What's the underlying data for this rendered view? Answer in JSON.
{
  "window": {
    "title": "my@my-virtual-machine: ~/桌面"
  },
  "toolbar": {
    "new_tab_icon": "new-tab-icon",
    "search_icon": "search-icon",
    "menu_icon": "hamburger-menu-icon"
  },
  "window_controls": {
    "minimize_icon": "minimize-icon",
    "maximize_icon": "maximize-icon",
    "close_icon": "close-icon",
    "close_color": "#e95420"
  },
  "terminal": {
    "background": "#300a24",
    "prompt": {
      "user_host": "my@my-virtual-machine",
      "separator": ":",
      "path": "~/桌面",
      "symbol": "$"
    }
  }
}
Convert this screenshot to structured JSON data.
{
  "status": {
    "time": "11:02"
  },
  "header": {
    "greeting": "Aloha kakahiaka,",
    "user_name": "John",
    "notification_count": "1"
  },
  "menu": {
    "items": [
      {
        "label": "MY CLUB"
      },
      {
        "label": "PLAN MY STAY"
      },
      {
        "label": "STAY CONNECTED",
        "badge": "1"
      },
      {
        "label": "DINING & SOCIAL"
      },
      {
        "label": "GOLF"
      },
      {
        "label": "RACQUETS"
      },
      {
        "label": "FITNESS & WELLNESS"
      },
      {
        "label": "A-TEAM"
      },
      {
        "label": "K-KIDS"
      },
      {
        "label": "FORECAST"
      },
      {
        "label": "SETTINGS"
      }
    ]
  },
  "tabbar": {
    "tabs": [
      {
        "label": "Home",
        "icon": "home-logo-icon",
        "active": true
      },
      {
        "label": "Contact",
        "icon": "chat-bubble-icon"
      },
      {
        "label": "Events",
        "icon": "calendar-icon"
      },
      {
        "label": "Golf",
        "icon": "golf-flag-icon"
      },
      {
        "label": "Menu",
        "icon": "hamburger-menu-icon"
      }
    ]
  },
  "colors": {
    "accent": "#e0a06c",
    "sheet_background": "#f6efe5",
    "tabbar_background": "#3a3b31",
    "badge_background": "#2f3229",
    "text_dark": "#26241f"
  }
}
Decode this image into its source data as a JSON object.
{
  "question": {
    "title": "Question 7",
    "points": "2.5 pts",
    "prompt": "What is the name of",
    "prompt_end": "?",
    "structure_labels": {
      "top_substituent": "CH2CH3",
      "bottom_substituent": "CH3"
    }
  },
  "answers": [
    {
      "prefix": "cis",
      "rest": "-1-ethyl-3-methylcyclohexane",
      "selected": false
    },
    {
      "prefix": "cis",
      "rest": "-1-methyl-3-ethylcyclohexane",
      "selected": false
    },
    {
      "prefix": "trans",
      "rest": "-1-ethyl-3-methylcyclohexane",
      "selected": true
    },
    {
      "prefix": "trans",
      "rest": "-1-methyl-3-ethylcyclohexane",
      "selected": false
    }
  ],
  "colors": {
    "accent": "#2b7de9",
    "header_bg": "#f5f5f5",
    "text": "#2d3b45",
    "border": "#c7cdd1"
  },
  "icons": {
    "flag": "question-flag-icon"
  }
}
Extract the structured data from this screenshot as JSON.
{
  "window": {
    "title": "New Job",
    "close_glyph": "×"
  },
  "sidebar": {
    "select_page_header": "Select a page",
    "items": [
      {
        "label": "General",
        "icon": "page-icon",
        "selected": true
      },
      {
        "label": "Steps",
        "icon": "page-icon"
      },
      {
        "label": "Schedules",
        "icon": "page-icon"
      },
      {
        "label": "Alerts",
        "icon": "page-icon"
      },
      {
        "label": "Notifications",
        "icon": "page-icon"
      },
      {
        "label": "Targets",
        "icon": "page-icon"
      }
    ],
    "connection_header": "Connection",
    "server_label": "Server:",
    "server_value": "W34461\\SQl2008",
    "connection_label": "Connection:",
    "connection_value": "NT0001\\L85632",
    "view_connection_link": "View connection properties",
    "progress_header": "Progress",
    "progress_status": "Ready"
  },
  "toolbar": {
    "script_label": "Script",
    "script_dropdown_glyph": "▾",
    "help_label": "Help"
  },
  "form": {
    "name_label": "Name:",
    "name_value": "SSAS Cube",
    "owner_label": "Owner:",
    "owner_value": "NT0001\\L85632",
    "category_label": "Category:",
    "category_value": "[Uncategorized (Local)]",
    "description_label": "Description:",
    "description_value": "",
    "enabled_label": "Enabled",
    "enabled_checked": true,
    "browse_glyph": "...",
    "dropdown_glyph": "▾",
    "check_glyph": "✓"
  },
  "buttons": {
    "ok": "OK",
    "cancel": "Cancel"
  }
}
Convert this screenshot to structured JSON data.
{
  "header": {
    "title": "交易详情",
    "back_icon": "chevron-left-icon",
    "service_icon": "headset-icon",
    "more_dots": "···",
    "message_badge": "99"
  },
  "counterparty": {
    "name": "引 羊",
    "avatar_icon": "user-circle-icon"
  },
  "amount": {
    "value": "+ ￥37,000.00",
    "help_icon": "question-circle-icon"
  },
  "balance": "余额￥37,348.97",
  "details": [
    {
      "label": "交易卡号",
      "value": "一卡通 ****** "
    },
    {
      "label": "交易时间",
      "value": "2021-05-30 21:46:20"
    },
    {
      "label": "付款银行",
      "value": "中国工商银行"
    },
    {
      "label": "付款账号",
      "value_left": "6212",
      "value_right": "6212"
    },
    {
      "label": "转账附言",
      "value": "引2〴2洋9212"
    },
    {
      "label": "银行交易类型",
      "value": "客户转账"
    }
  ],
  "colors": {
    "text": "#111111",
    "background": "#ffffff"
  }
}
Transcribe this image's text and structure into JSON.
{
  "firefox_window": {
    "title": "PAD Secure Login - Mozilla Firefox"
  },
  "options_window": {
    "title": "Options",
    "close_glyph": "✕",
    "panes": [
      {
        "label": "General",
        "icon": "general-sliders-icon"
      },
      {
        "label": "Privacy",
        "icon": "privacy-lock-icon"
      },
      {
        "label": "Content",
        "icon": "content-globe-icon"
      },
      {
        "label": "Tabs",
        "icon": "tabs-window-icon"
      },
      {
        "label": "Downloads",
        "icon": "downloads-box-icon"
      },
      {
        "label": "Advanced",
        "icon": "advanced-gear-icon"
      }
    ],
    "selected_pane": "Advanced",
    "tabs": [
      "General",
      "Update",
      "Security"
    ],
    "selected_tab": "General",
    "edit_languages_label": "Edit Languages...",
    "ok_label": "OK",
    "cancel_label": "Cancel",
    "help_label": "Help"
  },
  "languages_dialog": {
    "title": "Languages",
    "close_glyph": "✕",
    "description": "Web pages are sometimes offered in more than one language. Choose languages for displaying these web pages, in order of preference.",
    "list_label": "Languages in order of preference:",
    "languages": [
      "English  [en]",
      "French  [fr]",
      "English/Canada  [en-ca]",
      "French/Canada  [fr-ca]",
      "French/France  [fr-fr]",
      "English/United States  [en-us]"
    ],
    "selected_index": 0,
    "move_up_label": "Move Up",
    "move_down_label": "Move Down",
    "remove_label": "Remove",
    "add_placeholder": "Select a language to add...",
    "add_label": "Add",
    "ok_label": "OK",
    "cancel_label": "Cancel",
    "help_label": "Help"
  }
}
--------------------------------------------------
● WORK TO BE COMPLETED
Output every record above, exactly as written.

● OUTPUT FOR THIS TASK
What's the underlying data for this rendered view? Answer in JSON.
{
  "window": {
    "title": "my@my-virtual-machine: ~/桌面"
  },
  "toolbar": {
    "new_tab_icon": "new-tab-icon",
    "search_icon": "search-icon",
    "menu_icon": "hamburger-menu-icon"
  },
  "window_controls": {
    "minimize_icon": "minimize-icon",
    "maximize_icon": "maximize-icon",
    "close_icon": "close-icon",
    "close_color": "#e95420"
  },
  "terminal": {
    "background": "#300a24",
    "prompt": {
      "user_host": "my@my-virtual-machine",
      "separator": ":",
      "path": "~/桌面",
      "symbol": "$"
    }
  }
}
Convert this screenshot to structured JSON data.
{
  "status": {
    "time": "11:02"
  },
  "header": {
    "greeting": "Aloha kakahiaka,",
    "user_name": "John",
    "notification_count": "1"
  },
  "menu": {
    "items": [
      {
        "label": "MY CLUB"
      },
      {
        "label": "PLAN MY STAY"
      },
      {
        "label": "STAY CONNECTED",
        "badge": "1"
      },
      {
        "label": "DINING & SOCIAL"
      },
      {
        "label": "GOLF"
      },
      {
        "label": "RACQUETS"
      },
      {
        "label": "FITNESS & WELLNESS"
      },
      {
        "label": "A-TEAM"
      },
      {
        "label": "K-KIDS"
      },
      {
        "label": "FORECAST"
      },
      {
        "label": "SETTINGS"
      }
    ]
  },
  "tabbar": {
    "tabs": [
      {
        "label": "Home",
        "icon": "home-logo-icon",
        "active": true
      },
      {
        "label": "Contact",
        "icon": "chat-bubble-icon"
      },
      {
        "label": "Events",
        "icon": "calendar-icon"
      },
      {
        "label": "Golf",
        "icon": "golf-flag-icon"
      },
      {
        "label": "Menu",
        "icon": "hamburger-menu-icon"
      }
    ]
  },
  "colors": {
    "accent": "#e0a06c",
    "sheet_background": "#f6efe5",
    "tabbar_background": "#3a3b31",
    "badge_background": "#2f3229",
    "text_dark": "#26241f"
  }
}
Decode this image into its source data as a JSON object.
{
  "question": {
    "title": "Question 7",
    "points": "2.5 pts",
    "prompt": "What is the name of",
    "prompt_end": "?",
    "structure_labels": {
      "top_substituent": "CH2CH3",
      "bottom_substituent": "CH3"
    }
  },
  "answers": [
    {
      "prefix": "cis",
      "rest": "-1-ethyl-3-methylcyclohexane",
      "selected": false
    },
    {
      "prefix": "cis",
      "rest": "-1-methyl-3-ethylcyclohexane",
      "selected": false
    },
    {
      "prefix": "trans",
      "rest": "-1-ethyl-3-methylcyclohexane",
      "selected": true
    },
    {
      "prefix": "trans",
      "rest": "-1-methyl-3-ethylcyclohexane",
      "selected": false
    }
  ],
  "colors": {
    "accent": "#2b7de9",
    "header_bg": "#f5f5f5",
    "text": "#2d3b45",
    "border": "#c7cdd1"
  },
  "icons": {
    "flag": "question-flag-icon"
  }
}
Extract the structured data from this screenshot as JSON.
{
  "window": {
    "title": "New Job",
    "close_glyph": "×"
  },
  "sidebar": {
    "select_page_header": "Select a page",
    "items": [
      {
        "label": "General",
        "icon": "page-icon",
        "selected": true
      },
      {
        "label": "Steps",
        "icon": "page-icon"
      },
      {
        "label": "Schedules",
        "icon": "page-icon"
      },
      {
        "label": "Alerts",
        "icon": "page-icon"
      },
      {
        "label": "Notifications",
        "icon": "page-icon"
      },
      {
        "label": "Targets",
        "icon": "page-icon"
      }
    ],
    "connection_header": "Connection",
    "server_label": "Server:",
    "server_value": "W34461\\SQl2008",
    "connection_label": "Connection:",
    "connection_value": "NT0001\\L85632",
    "view_connection_link": "View connection properties",
    "progress_header": "Progress",
    "progress_status": "Ready"
  },
  "toolbar": {
    "script_label": "Script",
    "script_dropdown_glyph": "▾",
    "help_label": "Help"
  },
  "form": {
    "name_label": "Name:",
    "name_value": "SSAS Cube",
    "owner_label": "Owner:",
    "owner_value": "NT0001\\L85632",
    "category_label": "Category:",
    "category_value": "[Uncategorized (Local)]",
    "description_label": "Description:",
    "description_value": "",
    "enabled_label": "Enabled",
    "enabled_checked": true,
    "browse_glyph": "...",
    "dropdown_glyph": "▾",
    "check_glyph": "✓"
  },
  "buttons": {
    "ok": "OK",
    "cancel": "Cancel"
  }
}
Convert this screenshot to structured JSON data.
{
  "header": {
    "title": "交易详情",
    "back_icon": "chevron-left-icon",
    "service_icon": "headset-icon",
    "more_dots": "···",
    "message_badge": "99"
  },
  "counterparty": {
    "name": "引 羊",
    "avatar_icon": "user-circle-icon"
  },
  "amount": {
    "value": "+ ￥37,000.00",
    "help_icon": "question-circle-icon"
  },
  "balance": "余额￥37,348.97",
  "details": [
    {
      "label": "交易卡号",
      "value": "一卡通 ****** "
    },
    {
      "label": "交易时间",
      "value": "2021-05-30 21:46:20"
    },
    {
      "label": "付款银行",
      "value": "中国工商银行"
    },
    {
      "label": "付款账号",
      "value_left": "6212",
      "value_right": "6212"
    },
    {
      "label": "转账附言",
      "value": "引2〴2洋9212"
    },
    {
      "label": "银行交易类型",
      "value": "客户转账"
    }
  ],
  "colors": {
    "text": "#111111",
    "background": "#ffffff"
  }
}
Transcribe this image's text and structure into JSON.
{
  "firefox_window": {
    "title": "PAD Secure Login - Mozilla Firefox"
  },
  "options_window": {
    "title": "Options",
    "close_glyph": "✕",
    "panes": [
      {
        "label": "General",
        "icon": "general-sliders-icon"
      },
      {
        "label": "Privacy",
        "icon": "privacy-lock-icon"
      },
      {
        "label": "Content",
        "icon": "content-globe-icon"
      },
      {
        "label": "Tabs",
        "icon": "tabs-window-icon"
      },
      {
        "label": "Downloads",
        "icon": "downloads-box-icon"
      },
      {
        "label": "Advanced",
        "icon": "advanced-gear-icon"
      }
    ],
    "selected_pane": "Advanced",
    "tabs": [
      "General",
      "Update",
      "Security"
    ],
    "selected_tab": "General",
    "edit_languages_label": "Edit Languages...",
    "ok_label": "OK",
    "cancel_label": "Cancel",
    "help_label": "Help"
  },
  "languages_dialog": {
    "title": "Languages",
    "close_glyph": "✕",
    "description": "Web pages are sometimes offered in more than one language. Choose languages for displaying these web pages, in order of preference.",
    "list_label": "Languages in order of preference:",
    "languages": [
      "English  [en]",
      "French  [fr]",
      "English/Canada  [en-ca]",
      "French/Canada  [fr-ca]",
      "French/France  [fr-fr]",
      "English/United States  [en-us]"
    ],
    "selected_index": 0,
    "move_up_label": "Move Up",
    "move_down_label": "Move Down",
    "remove_label": "Remove",
    "add_placeholder": "Select a language to add...",
    "add_label": "Add",
    "ok_label": "OK",
    "cancel_label": "Cancel",
    "help_label": "Help"
  }
}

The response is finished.